Double-sided printers (automatic) are becoming increasingly common, however double-siding can often be achieved manually by first printing the odd sides only, then turning the sheets over, feeding them through again and printing the even sides. Your printer manual will explain how to do this for your specific printer (don’t assume its dead straightforward – read the manual!).

The following instructions are based on Adobe Reader v8, and other versions may differ in detail:

1. Work out the page numbers you want to print. If you want to print the whole document, then within “Bookmarks” (see “Reading the file on-screen” above), first click on “Front….”, and note the page number given at the bottom of the Acrobat window – this will give you the page number of the first page to be printed. Similarly click on “End of A4 printable copy”, to determine the last page to be printed. (If you are only printing part of the document, then just note the page range you want.)

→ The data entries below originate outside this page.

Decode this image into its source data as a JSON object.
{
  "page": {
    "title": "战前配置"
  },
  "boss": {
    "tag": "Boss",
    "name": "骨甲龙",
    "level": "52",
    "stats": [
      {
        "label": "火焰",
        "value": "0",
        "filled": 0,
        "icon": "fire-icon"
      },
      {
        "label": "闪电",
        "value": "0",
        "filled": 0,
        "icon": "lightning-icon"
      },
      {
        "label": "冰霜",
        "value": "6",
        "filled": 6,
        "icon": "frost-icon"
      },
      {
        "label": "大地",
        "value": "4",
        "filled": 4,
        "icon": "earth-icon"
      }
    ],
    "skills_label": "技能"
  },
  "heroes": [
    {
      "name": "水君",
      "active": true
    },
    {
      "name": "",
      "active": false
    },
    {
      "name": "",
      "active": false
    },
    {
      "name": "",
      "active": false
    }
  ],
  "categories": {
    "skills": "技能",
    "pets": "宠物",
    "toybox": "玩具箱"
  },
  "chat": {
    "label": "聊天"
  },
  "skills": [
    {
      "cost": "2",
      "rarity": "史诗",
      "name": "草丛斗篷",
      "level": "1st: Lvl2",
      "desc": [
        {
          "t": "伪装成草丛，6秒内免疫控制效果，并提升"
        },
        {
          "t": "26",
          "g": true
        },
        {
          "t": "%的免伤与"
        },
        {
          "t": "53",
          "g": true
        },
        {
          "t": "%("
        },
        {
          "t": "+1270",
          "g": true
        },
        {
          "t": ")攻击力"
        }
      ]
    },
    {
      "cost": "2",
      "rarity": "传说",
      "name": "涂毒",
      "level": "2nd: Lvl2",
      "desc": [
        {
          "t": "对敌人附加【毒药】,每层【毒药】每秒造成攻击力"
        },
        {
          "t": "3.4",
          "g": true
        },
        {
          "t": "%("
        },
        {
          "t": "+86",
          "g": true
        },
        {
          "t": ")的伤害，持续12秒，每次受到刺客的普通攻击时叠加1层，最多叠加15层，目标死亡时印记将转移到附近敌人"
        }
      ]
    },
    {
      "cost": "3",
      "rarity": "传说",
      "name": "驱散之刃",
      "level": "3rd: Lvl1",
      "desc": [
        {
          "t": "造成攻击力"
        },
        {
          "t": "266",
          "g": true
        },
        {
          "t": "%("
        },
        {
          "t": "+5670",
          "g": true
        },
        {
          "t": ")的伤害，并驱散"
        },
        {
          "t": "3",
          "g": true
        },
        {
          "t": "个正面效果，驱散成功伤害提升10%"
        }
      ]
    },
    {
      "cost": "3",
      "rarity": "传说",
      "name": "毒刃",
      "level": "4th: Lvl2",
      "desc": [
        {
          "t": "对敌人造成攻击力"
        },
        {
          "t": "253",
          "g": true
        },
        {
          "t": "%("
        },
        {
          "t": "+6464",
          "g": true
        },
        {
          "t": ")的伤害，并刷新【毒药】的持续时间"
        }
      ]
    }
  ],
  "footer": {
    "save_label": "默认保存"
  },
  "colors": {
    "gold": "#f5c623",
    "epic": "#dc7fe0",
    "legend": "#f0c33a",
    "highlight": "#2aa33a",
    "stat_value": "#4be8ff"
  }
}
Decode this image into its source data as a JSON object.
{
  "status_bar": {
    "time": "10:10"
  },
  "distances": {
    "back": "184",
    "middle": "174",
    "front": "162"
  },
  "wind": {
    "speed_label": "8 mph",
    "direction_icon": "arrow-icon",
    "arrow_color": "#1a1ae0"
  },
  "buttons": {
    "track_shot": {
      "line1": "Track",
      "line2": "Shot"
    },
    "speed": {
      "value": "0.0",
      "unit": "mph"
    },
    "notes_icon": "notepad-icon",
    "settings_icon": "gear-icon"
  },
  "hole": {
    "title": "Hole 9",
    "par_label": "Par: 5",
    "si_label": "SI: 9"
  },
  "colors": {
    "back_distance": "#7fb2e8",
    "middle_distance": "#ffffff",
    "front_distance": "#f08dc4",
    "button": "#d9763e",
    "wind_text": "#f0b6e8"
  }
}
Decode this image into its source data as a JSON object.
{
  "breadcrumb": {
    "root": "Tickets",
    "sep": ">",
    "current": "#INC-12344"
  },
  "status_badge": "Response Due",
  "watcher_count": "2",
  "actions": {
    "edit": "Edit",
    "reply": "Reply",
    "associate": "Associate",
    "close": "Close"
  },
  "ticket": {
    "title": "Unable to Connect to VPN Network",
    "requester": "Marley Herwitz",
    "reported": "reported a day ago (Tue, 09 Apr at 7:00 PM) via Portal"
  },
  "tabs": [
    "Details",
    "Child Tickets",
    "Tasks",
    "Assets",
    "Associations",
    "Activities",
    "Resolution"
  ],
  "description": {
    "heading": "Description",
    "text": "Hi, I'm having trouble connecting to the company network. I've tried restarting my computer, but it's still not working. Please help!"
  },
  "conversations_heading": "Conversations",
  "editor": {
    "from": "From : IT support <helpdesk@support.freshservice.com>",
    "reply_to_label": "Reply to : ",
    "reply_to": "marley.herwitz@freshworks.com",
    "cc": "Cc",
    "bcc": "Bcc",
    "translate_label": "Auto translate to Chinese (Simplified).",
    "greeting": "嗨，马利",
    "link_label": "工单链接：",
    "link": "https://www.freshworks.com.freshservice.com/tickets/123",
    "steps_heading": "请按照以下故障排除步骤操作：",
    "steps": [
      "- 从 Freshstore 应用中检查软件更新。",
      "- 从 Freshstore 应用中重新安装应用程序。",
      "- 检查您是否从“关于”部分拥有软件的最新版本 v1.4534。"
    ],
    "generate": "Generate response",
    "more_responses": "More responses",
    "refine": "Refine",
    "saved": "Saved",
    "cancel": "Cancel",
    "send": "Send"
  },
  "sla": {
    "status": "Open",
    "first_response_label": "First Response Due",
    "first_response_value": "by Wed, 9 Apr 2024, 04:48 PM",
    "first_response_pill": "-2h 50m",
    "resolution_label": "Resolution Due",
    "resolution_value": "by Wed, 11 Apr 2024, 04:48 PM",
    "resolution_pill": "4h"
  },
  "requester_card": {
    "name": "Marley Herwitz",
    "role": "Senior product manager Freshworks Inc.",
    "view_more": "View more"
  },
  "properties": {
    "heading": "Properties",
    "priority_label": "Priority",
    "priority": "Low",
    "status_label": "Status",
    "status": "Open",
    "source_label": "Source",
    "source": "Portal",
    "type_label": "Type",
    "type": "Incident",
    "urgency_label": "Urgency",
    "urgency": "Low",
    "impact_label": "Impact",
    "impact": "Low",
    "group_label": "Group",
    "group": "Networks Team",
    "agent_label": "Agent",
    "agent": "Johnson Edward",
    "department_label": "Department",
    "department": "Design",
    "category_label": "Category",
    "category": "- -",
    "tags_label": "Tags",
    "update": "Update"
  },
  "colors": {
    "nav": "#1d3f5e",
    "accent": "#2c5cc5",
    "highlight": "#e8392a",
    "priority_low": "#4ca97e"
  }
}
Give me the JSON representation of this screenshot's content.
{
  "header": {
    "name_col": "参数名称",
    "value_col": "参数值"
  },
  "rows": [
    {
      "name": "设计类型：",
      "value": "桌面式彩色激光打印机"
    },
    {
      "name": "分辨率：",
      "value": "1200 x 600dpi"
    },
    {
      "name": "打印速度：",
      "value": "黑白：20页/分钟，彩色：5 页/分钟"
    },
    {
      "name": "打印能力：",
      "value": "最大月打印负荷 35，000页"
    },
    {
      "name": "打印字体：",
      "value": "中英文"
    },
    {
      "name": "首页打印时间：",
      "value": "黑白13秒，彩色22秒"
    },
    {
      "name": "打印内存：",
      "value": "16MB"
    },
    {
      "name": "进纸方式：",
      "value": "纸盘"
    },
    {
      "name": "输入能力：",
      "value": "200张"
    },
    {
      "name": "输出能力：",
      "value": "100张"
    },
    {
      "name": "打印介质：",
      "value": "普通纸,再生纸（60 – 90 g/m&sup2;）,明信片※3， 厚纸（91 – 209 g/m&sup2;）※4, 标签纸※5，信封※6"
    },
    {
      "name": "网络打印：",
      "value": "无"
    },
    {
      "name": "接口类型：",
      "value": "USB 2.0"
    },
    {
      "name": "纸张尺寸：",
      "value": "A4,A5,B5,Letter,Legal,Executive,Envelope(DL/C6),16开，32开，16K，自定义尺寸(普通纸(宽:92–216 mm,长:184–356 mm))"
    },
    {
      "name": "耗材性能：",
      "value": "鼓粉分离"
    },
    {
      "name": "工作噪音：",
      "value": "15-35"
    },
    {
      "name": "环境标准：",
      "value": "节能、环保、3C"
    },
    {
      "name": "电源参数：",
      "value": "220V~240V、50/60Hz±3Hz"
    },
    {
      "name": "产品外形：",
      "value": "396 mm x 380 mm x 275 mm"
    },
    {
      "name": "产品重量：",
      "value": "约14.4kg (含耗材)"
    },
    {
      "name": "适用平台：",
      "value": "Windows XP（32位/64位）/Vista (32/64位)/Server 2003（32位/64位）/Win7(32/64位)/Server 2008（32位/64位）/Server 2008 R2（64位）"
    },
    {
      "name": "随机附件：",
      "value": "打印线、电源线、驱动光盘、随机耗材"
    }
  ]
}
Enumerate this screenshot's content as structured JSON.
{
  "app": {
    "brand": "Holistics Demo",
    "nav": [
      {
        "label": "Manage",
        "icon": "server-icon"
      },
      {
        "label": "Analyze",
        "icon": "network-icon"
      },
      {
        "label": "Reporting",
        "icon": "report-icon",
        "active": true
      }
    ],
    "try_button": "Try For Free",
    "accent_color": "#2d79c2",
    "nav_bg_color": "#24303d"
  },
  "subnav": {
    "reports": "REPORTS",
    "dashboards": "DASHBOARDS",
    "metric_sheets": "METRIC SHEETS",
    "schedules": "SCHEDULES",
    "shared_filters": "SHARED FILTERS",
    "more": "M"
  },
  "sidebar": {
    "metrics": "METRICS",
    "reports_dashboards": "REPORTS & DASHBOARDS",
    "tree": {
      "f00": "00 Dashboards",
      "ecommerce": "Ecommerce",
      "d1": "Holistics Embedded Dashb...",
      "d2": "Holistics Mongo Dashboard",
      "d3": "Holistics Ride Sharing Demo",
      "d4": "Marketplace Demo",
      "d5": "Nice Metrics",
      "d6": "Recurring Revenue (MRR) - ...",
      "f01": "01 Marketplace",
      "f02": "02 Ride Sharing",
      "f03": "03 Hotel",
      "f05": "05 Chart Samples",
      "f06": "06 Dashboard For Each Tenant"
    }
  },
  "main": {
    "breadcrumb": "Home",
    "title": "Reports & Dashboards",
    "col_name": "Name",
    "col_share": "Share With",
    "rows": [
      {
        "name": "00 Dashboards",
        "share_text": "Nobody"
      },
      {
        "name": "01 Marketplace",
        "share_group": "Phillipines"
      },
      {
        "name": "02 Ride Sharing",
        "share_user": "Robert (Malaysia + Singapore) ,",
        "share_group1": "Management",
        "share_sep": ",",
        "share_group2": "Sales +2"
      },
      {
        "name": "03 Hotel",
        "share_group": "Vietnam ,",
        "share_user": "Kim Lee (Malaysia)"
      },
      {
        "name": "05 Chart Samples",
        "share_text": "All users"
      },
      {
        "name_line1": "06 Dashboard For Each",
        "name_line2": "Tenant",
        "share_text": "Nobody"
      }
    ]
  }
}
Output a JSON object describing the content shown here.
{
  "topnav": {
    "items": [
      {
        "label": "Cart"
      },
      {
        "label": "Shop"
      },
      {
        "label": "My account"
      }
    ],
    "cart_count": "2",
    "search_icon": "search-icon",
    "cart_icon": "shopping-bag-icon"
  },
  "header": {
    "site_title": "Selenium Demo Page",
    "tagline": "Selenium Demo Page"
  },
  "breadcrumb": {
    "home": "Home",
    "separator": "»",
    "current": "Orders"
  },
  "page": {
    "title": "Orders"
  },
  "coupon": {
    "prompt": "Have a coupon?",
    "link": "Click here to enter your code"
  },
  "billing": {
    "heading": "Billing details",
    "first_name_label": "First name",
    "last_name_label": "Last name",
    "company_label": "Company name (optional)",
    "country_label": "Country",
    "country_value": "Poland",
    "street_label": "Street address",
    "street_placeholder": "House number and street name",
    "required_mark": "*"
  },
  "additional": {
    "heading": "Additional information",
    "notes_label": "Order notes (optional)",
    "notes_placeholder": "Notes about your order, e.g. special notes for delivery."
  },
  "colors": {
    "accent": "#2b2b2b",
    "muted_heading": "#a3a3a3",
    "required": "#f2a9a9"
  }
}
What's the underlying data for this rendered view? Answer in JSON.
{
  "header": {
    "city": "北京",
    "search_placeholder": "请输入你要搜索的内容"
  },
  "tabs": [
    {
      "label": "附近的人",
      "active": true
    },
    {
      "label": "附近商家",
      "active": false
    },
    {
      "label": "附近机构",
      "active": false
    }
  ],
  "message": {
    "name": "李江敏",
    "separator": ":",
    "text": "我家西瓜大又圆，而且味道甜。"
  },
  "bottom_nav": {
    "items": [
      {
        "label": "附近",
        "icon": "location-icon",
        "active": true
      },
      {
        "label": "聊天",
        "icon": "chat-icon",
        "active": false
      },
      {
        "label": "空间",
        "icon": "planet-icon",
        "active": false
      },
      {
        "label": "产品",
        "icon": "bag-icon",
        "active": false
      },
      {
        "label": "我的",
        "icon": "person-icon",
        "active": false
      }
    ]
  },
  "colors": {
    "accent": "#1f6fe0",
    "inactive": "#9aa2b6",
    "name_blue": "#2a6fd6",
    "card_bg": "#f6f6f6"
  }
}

2. Select “File – Print” or click on the printer icon. This will bring up the print dialog box.

3. Select the correct printer if necessary.

4. In the area marked “Print Range” click on

the radio button marked “Pages from

”, then enter the

first and last page numbers worked out in step 1 into the “from” and “to” boxes.


If your printer has automatic double-siding, you may still need to select “double-sided printing” if this not an option you use by default.

6. If you are using manual double-siding, then change the “subset” setting from “All pages in range” to “Odd pages only”.

7. In the “Page Handling” area, next to “Page Scaling”, select “Fit to paper”. The press “OK”

If you are doing manual double-siding, then you will need to repeat steps 2 to 7, but in step 6, substitute “Even pages only” for “Odd pages only”. You will need to refer to your printer manual to understand exactly how to feed the sheets back through the printer (which way round to place them) – or find out how to do this by trial and error.

A4 single-sided printing

Single-sided printing is straightforward. You will just use more paper! And you will get the occasional blank sheet, which you can remove from the stack of printed pages, and re-use in your printer. Just follow the instructions under double-sided printing but ignore all references to double-siding.

Printing the document on an US Letter format printer

Since A4 and US Letter sizes are similar, it is expected that this document should print satisfactorily on the latter format paper. This has not been tested however, and is not guaranteed. Follow the steps as for A4 printing, and make doubly sure that “Fit to paper” is selected (step 7).

Any other problems?

Please get in touch with the archive team at archivist@vmarsmanuals.co.uk.

Richard Hankins, January 2008